Robin Roberts, another co-anchor of Good Morning America, discovered a lump during a breast self-examination in 2007. Her mother encouraged her to “Make your mess your message.” Robin has been public about her cancer struggles, even winning awards for her courage in raising awareness. “I can’t stress enough how important it is to get screened and checked for all cancers and to do self breast-examinations,” said Robin Roberts.

The American comedy actress Christina Applegate also became a breast cancer survivor in 2008 at the young age of 36. She was at risk of developing breast cancer because of her family history. “I laughed more in the hospital than I ever have in my life, making fun of all the weird things that were happening to me,” she said.

On Sunday, September 8th, Japan’s former Empress Michiko underwent surgery after the 84-year-old was diagnosed with early-stage breast cancer, according to the imperial household agency.

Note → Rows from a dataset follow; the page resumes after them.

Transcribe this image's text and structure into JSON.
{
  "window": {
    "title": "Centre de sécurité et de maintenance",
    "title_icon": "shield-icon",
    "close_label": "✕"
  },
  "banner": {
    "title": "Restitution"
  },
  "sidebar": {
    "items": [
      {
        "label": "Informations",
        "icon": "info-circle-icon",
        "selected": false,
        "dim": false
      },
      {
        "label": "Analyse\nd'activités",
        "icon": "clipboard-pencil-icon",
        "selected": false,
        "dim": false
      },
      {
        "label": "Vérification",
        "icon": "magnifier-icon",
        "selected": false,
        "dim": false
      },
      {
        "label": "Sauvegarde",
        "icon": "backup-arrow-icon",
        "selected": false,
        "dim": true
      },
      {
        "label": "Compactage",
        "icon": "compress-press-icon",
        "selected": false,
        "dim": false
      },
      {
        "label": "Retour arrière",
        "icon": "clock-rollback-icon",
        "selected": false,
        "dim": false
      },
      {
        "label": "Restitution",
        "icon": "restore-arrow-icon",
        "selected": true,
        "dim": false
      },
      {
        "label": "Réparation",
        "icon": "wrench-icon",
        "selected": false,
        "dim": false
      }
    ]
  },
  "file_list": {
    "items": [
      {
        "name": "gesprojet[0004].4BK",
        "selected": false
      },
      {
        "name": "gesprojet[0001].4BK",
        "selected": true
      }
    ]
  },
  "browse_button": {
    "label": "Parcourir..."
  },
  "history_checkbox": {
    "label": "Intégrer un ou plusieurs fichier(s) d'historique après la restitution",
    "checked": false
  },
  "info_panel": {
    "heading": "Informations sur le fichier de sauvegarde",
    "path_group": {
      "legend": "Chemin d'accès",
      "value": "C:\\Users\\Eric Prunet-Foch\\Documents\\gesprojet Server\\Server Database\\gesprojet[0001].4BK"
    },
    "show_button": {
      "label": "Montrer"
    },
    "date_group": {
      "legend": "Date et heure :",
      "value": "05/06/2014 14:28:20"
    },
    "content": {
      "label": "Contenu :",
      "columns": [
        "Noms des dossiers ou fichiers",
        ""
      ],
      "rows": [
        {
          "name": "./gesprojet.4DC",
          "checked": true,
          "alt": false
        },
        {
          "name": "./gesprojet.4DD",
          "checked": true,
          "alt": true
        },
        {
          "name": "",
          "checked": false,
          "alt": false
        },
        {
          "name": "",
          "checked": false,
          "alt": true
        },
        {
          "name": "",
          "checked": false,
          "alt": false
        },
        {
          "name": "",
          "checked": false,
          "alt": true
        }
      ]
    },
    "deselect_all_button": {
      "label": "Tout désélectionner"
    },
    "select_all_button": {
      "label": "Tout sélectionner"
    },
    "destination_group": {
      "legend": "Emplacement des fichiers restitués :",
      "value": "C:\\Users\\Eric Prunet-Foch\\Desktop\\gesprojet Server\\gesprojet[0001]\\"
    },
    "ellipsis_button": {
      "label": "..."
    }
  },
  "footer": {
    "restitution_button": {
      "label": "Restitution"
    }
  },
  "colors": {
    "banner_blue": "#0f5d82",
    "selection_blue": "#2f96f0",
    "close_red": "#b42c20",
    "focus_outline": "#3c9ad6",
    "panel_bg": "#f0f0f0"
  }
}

This month, Netflix participates in highlighting the BCAM campaign by presenting five films and TV shows to watch such as; Tig (2015), Cristina (2016), The C Word (2016), Dead to Me, Season 1, Episode 4, “I Can’t Go Back” (2019), and Jane the Virgin Season 4, Episode 14, “Chapter Seventy-Eight” (2018).

In 1993 Evelyn Lauder, Senior Corporate Vice President of the Estée Lauder Companies, founded “The Breast Cancer Research Foundation” and established the pink ribbon as its symbol, though this was not the first time the ribbon had been used to symbolise breast cancer.

Charlotte Haley, a California woman, whose sister, daughter, and granddaughter had breast cancer, had distributed peach-colour ribbons to call attention to what she perceived as inadequate funding for research.

In the autumn of 1991, the Susan G. Komen Foundation handed out pink ribbons to participants in its New York City race for breast cancer survivors.

The colour pink is considered feminine. It evokes traditional feminine gender roles, such as caring for other people, being beautiful, being good, and being cooperative. The pink ribbon represents fear of breast cancer, hope for the future, and solidarity with women who currently have breast cancer.

A variety of events around the world are organised in October, including walks and runs, and the pink illumination of landmark buildings. On Wednesday, October 2nd, Paris's most famous icon “Eiffel Tower” turned pink at night as part of a push for breast cancer awareness.

On September 30th, 2017, President Donald Trump proclaimed National Breast Cancer Awareness Month and the White House was illuminated in pink in honour of the month.

The International Agency for Research on Cancer (IARC) and Centre Léon Bérard hosted on Wednesday, October 8th, the first in a series of public discussions about cancer prevention at the IARC headquarters building in Lyon, France.

The event focused on breast cancer prevention, which is entitled “Prévenir le cancer du sein: on en parle?” (Preventing breast cancer: will we talk about it?)

So, think before you pink and take responsibility for raise funds and awareness in this critical fight.